On April 7, 2009, Administrative Law Judge ("ALJ") Jerry Muskrat held a hearing to consider Plaintiff's application for disability benefits. At the hearing, Plaintiff withdrew his claims of disability due to his physical impairments, and submitted his disability claim based on his mental impairments, including major depression, anxiety, and panic disorder. The ALJ considered Plaintiff's medical records, Plaintiff's testimony, and testimony from Mary Jesco, an impartial vocational expert. On June 3, 2009, the ALJ issued a decision, finding that Plaintiff was not disabled under the Social Security Act. The ALJ's decision became final when the Appeals Counsel denied Plaintiff's request for review. On October 13, 2009, Plaintiff filed a complaint in this Court, and on March 19, 2010, Plaintiff filed a motion for order for reversal and/or remand to award benefits. On April 16, 2010, Defendant filed a cross motion for summary judgment. Magistrate Judge Brooks issued the present R&R on August 13, 2010, recommending that the Court grant Plaintiff's motion for reversal and/or remand, and deny Defendant's motion for summary judgment.
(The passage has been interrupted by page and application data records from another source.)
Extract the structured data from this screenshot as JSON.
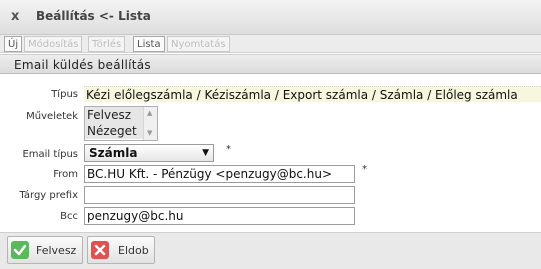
{
  "window": {
    "close_glyph": "x",
    "title": "Beállítás <- Lista"
  },
  "toolbar": {
    "tabs": [
      {
        "label": "Új",
        "enabled": true
      },
      {
        "label": "Módosítás",
        "enabled": false
      },
      {
        "label": "Törlés",
        "enabled": false
      },
      {
        "label": "Lista",
        "enabled": true
      },
      {
        "label": "Nyomtatás",
        "enabled": false
      }
    ]
  },
  "section": {
    "title": "Email küldés beállítás"
  },
  "form": {
    "type_label": "Típus",
    "type_value": "Kézi előlegszámla / Kéziszámla / Export számla / Számla / Előleg számla",
    "operations_label": "Műveletek",
    "operations_options": [
      "Felvesz",
      "Nézeget"
    ],
    "email_type_label": "Email típus",
    "email_type_value": "Számla",
    "from_label": "From",
    "from_value": "BC.HU Kft. - Pénzügy <penzugy@bc.hu>",
    "subject_prefix_label": "Tárgy prefix",
    "subject_prefix_value": "",
    "bcc_label": "Bcc",
    "bcc_value": "penzugy@bc.hu",
    "required_mark": "*"
  },
  "actions": {
    "add_label": "Felvesz",
    "discard_label": "Eldob",
    "add_icon": "check-icon",
    "discard_icon": "discard-icon",
    "add_icon_color": "#5cb85c",
    "discard_icon_color": "#e0524f"
  }
}
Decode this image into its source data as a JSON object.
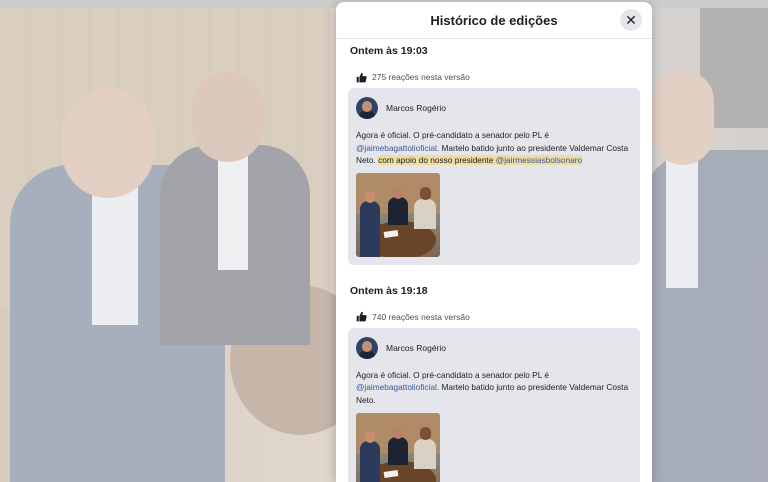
{
  "modal": {
    "title": "Histórico de edições",
    "close_icon": "close-icon"
  },
  "versions": [
    {
      "time": "Ontem às 19:03",
      "reactions": "275 reações nesta versão",
      "author": "Marcos Rogério",
      "text_before": "Agora é oficial. O pré-candidato a senador pelo PL é ",
      "mention_1": "@jaimebagattolioficial",
      "text_middle": ". Martelo batido junto ao presidente Valdemar Costa Neto. ",
      "highlight_text": "com apoio do nosso presidente ",
      "mention_2": "@jairmessiasbolsonaro"
    },
    {
      "time": "Ontem às 19:18",
      "reactions": "740 reações nesta versão",
      "author": "Marcos Rogério",
      "text_before": "Agora é oficial. O pré-candidato a senador pelo PL é ",
      "mention_1": "@jaimebagattolioficial",
      "text_middle": ". Martelo batido junto ao presidente Valdemar Costa Neto."
    }
  ],
  "colors": {
    "mention": "#385898",
    "highlight": "#efdca0",
    "card_bg": "#e4e6eb"
  }
}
The Social Security Act entitles a claimant to disability benefits if he is unable to "engage in any substantial gainful activity by reason of any medically determinable physical or mental impairment which can be expected to result in death or which has lasted or can be expected to last for a continuous period of not less than 12 months." 42 U.S.C. §§ 416(i), 423(d)(1)(A). To qualify for benefits, the impairment must result from "anatomical, physiological, or psychological abnormalities which are demonstrable by medically acceptable clinical and laboratory diagnostic techniques." 42 U.S.C. § 423(d)(3); Gallant v. Heckler, 753 F.2d 1450, 1452 (9th Cir. 1984). Further, the impairment must be of "such severity that he is not only unable to do his previous work but cannot, considering his age, education, and work experience, engage in any other kind of substantial gainful work which exists in the national economy." 42 U.S.C. § 423(d)(2)(A).
An individual may seek judicial review of the Commissioner of Social Security's final agency decision. 42 U.S.C. §§ 405(g), 1383(c)(3). However, the scope of review is limited. A court may not overturn the Commissioner's final action unless (1) the ALJ's findings of fact are not supported by substantial evidence, or (2) the ALJ failed to apply the proper legal standards. See Flatten v. Secretary of Health and Human Svcs., 44 F.3d 1453, 1457 (9th Cir. 1995).
"Substantial evidence" means evidence a reasonable person might accept as adequate to support the ALJ's conclusion, considering the record as a whole. See Richardson v. Perales, 402 U.S. 389, 401 (1971); Thomas v. Barnhart, 278 F.3d 947, 954 (9th Cir. 2002). The Court must consider both the evidence that supports and detracts from the Commissioner's conclusions. See Mayes v. Massanari, 276 F.3d 453, 459 (9th Cir. 2001); Desrosiers v. Sec'y of Health and Human Servs., 846 F.2d 573, 576 (9th Cir. 1988).
Even if substantial evidence supports the ALJ's findings, a court must set the decision aside if the ALJ failed to apply the proper legal standards in weighing the evidence and reaching a decision. See Benitez v. Califano, 573 F.2d 653, 655 (9th Cir. 1978). But if the evidence supports more than one rational interpretation, the ...